Axios' Kendall Baker and I write: Professional investors have largely abandoned the stock market since the coronavirus pandemic sent U.S. stocks to the fastest bear market in history — but a massive group of sports bettors, bored millennials and hungry new investors have jumped into retail trading with both feet.
- They may be a driving force pushing U.S. stocks to their recent highs and potentially driving them further.
What's happening: Online brokerages have seen a record number of new accounts opened this year, and the big four — E-Trade, TD Ameritrade, Charles Schwab and Interactive Brokers — executed as many trades in March and April as in the whole first half of last year, per public disclosures.
- Equity strategists at Deutsche Bank note there is "plenty of evidence" that new retail investors have been buying since the stock market began to crash and that professional money managers are "now chasing" them.
Meanwhile, most professional investors were sitting on the sidelines.
- Nearly $5 trillion now sits in money market funds, which are effectively savings accounts, the largest total on record and about $1 trillion more than the record high during the global financial crisis.
- In its note to clients, Deutsche strategists add that for "large swathes of the equity market in the US as well as globally ... positioning is still extremely low."
Between the lines: Robinhood, whose easy-to-use app makes the transition between sports betting and trading seamless, boasts a similar customer base to most sportsbooks, notes Marc Rubinstein in his newsletter, Net Interest.
- "43% of North American men aged 25-34 who watch sports also bet on sports at least once per week, and that's the same group that has flocked to Robinhood," Rubinstein writes.
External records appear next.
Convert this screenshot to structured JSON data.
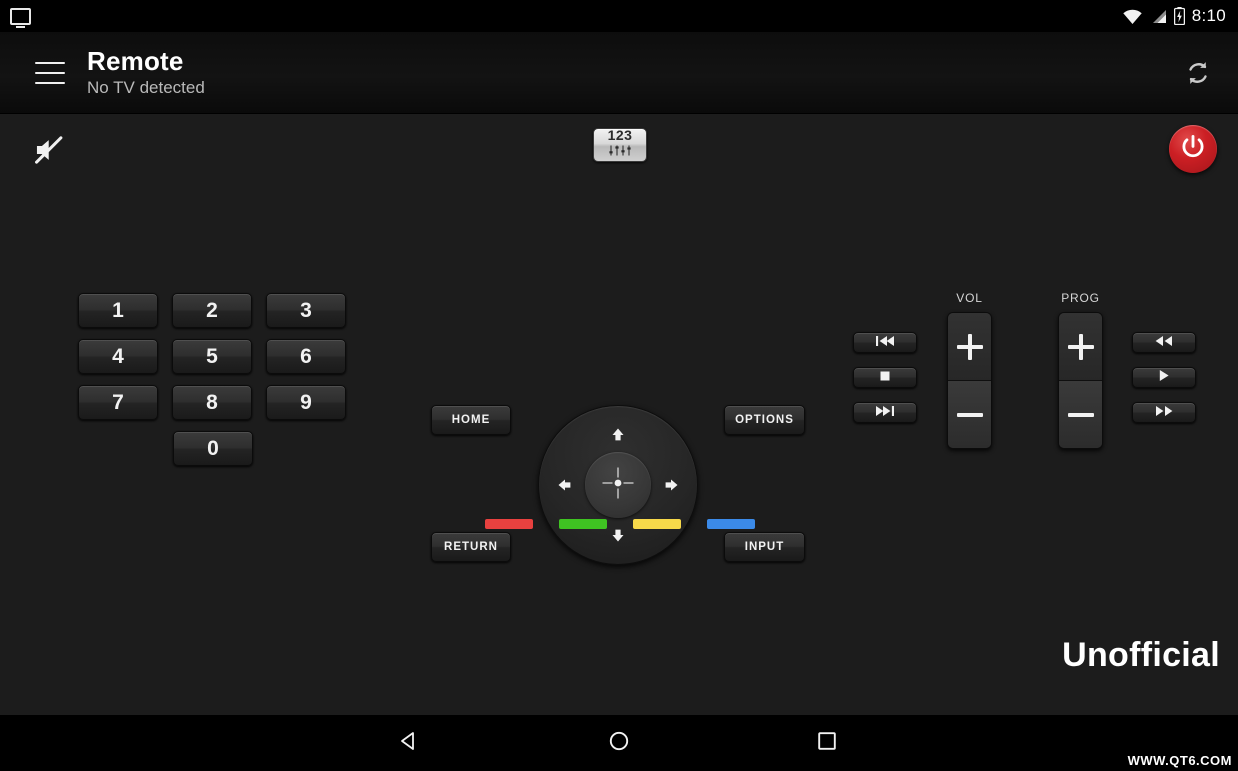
{
  "status_bar": {
    "cast_icon": "cast-screen-icon",
    "wifi_icon": "wifi-icon",
    "signal_icon": "cellular-signal-icon",
    "battery_icon": "battery-charging-icon",
    "time": "8:10"
  },
  "header": {
    "menu_icon": "hamburger-menu-icon",
    "title": "Remote",
    "subtitle": "No TV detected",
    "refresh_icon": "refresh-sync-icon"
  },
  "top_row": {
    "mute_icon": "volume-mute-icon",
    "numeric_toggle_label": "123",
    "numeric_toggle_icon": "sliders-icon",
    "power_icon": "power-icon"
  },
  "keypad": {
    "rows": [
      [
        "1",
        "2",
        "3"
      ],
      [
        "4",
        "5",
        "6"
      ],
      [
        "7",
        "8",
        "9"
      ]
    ],
    "zero": "0"
  },
  "dpad": {
    "up_icon": "arrow-up-icon",
    "down_icon": "arrow-down-icon",
    "left_icon": "arrow-left-icon",
    "right_icon": "arrow-right-icon",
    "center_icon": "crosshair-ok-icon"
  },
  "side_buttons": {
    "home": "HOME",
    "return": "RETURN",
    "options": "OPTIONS",
    "input": "INPUT"
  },
  "transport_left": [
    {
      "name": "previous-track",
      "icon": "skip-previous-icon"
    },
    {
      "name": "stop",
      "icon": "stop-icon"
    },
    {
      "name": "next-track",
      "icon": "skip-next-icon"
    }
  ],
  "transport_right": [
    {
      "name": "rewind",
      "icon": "rewind-icon"
    },
    {
      "name": "play",
      "icon": "play-icon"
    },
    {
      "name": "fast-forward",
      "icon": "fast-forward-icon"
    }
  ],
  "rockers": {
    "volume": {
      "label": "VOL",
      "plus": "+",
      "minus": "−"
    },
    "program": {
      "label": "PROG",
      "plus": "+",
      "minus": "−"
    }
  },
  "color_keys": [
    {
      "name": "red",
      "color": "#e8413f"
    },
    {
      "name": "green",
      "color": "#3fc322"
    },
    {
      "name": "yellow",
      "color": "#f7d94a"
    },
    {
      "name": "blue",
      "color": "#3b8ae8"
    }
  ],
  "branding": {
    "unofficial": "Unofficial",
    "watermark": "WWW.QT6.COM"
  },
  "nav_bar": {
    "back_icon": "nav-back-triangle-icon",
    "home_icon": "nav-home-circle-icon",
    "recents_icon": "nav-recents-square-icon"
  },
  "colors": {
    "background": "#1c1c1c",
    "header": "#101010",
    "power_red": "#cc1f24",
    "text_primary": "#ffffff",
    "text_secondary": "#b9b9b9"
  }
}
The big picture: Sports betting and stock trading aren't all that different. In fact, most online betting platforms are modeled on stock exchanges, and Nasdaq itself provides sportsbooks with technology that was born in the financial markets.
Reality check: Institutional investors have still not joined the party, buying bonds rather than stocks as U.S. equity indexes raced back from their lows over the last two months.
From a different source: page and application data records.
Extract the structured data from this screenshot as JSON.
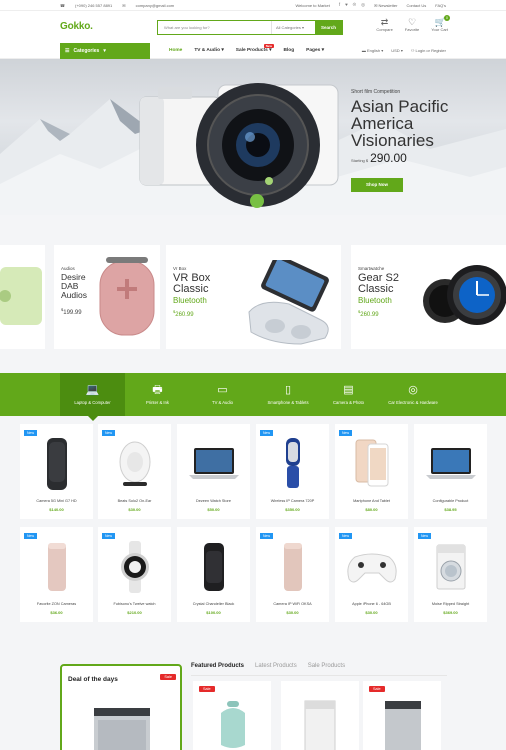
{
  "topbar": {
    "phone": "(+090) 246 557 8891",
    "email": "company@gmail.com",
    "welcome": "Welcome to Market",
    "newsletter": "Newsletter",
    "contact": "Contact Us",
    "faq": "FAQ's"
  },
  "header": {
    "logo": "Gokko.",
    "search_placeholder": "What are you looking for?",
    "search_category": "All Categories",
    "search_button": "Search",
    "compare": "Compare",
    "favorite": "Favorite",
    "cart": "Your Cart",
    "cart_count": "0"
  },
  "nav": {
    "categories": "Categories",
    "items": [
      "Home",
      "TV & Audio",
      "Sale Products",
      "Blog",
      "Pages"
    ],
    "new_tag": "New",
    "language": "English",
    "currency": "USD",
    "account": "Login or Register"
  },
  "hero": {
    "kicker": "Short film Competition",
    "title": "Asian Pacific America Visionaries",
    "price_label": "Starting $",
    "price": "290.00",
    "button": "Shop Now"
  },
  "promos": [
    {
      "sub": "Audios",
      "title": "Desire DAB Audios",
      "price": "199.99"
    },
    {
      "sub": "Vr Box",
      "title": "VR Box Classic",
      "subtitle": "Bluetooth",
      "price": "260.99"
    },
    {
      "sub": "Smartwatche",
      "title": "Gear S2 Classic",
      "subtitle": "Bluetooth",
      "price": "260.99"
    }
  ],
  "category_tabs": [
    "Laptop & Computer",
    "Printer & Ink",
    "TV & Audio",
    "Smartphone & Tablets",
    "Camera & Photo",
    "Car Electronic & Hardware"
  ],
  "new_badge": "New",
  "products_row1": [
    {
      "name": "Camera 5G Mini G7 HD",
      "price": "$140.00",
      "new": true
    },
    {
      "name": "Beats Solo2 On-Ear",
      "price": "$30.00",
      "new": true
    },
    {
      "name": "Dezeen Watch Store",
      "price": "$50.00",
      "new": false
    },
    {
      "name": "Wireless IP Camera 720P",
      "price": "$350.00",
      "new": true
    },
    {
      "name": "Martphone And Tablet",
      "price": "$80.00",
      "new": true
    },
    {
      "name": "Configurable Product",
      "price": "$38.95",
      "new": false
    }
  ],
  "products_row2": [
    {
      "name": "Favorite ZON Cameras",
      "price": "$36.00",
      "new": true
    },
    {
      "name": "Fubisonu's Twelve watch",
      "price": "$210.00",
      "new": true
    },
    {
      "name": "Crystal Chandelier Black",
      "price": "$100.00",
      "new": false
    },
    {
      "name": "Camera IP WiFi OKSA",
      "price": "$30.00",
      "new": true
    },
    {
      "name": "Apple iPhone 6 - 64GB",
      "price": "$30.00",
      "new": true
    },
    {
      "name": "Moise Ripped Straight",
      "price": "$369.00",
      "new": true
    }
  ],
  "bottom": {
    "deal_title": "Deal of the days",
    "sale": "Sale",
    "tabs": [
      "Featured Products",
      "Latest Products",
      "Sale Products"
    ]
  },
  "colors": {
    "accent": "#62a81a",
    "sale": "#e52a2a",
    "new": "#2196f3"
  }
}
- Data from the Investment Company Institute show equity funds saw six straight weeks of outflows from the week ending April 22 to the week ending May 27, totaling $78.2 billion.
- Bond funds, on the other hand, have had seven straight weeks of inflows through May 27, totaling $91.7 billion.
Where it stands: Professional traders have finally started dipping their toes back into the stock market this month, according to Bank of America's data, which showed $6.2 billion into stocks last week, compared with $32.5 billion into bonds.
- BofA's Bull & Bear indicator rose from its lowest possible level — 0.0 — where it had been since March 25 to move to 0.4 last week, still indicating a paucity of institutional investors buying stocks.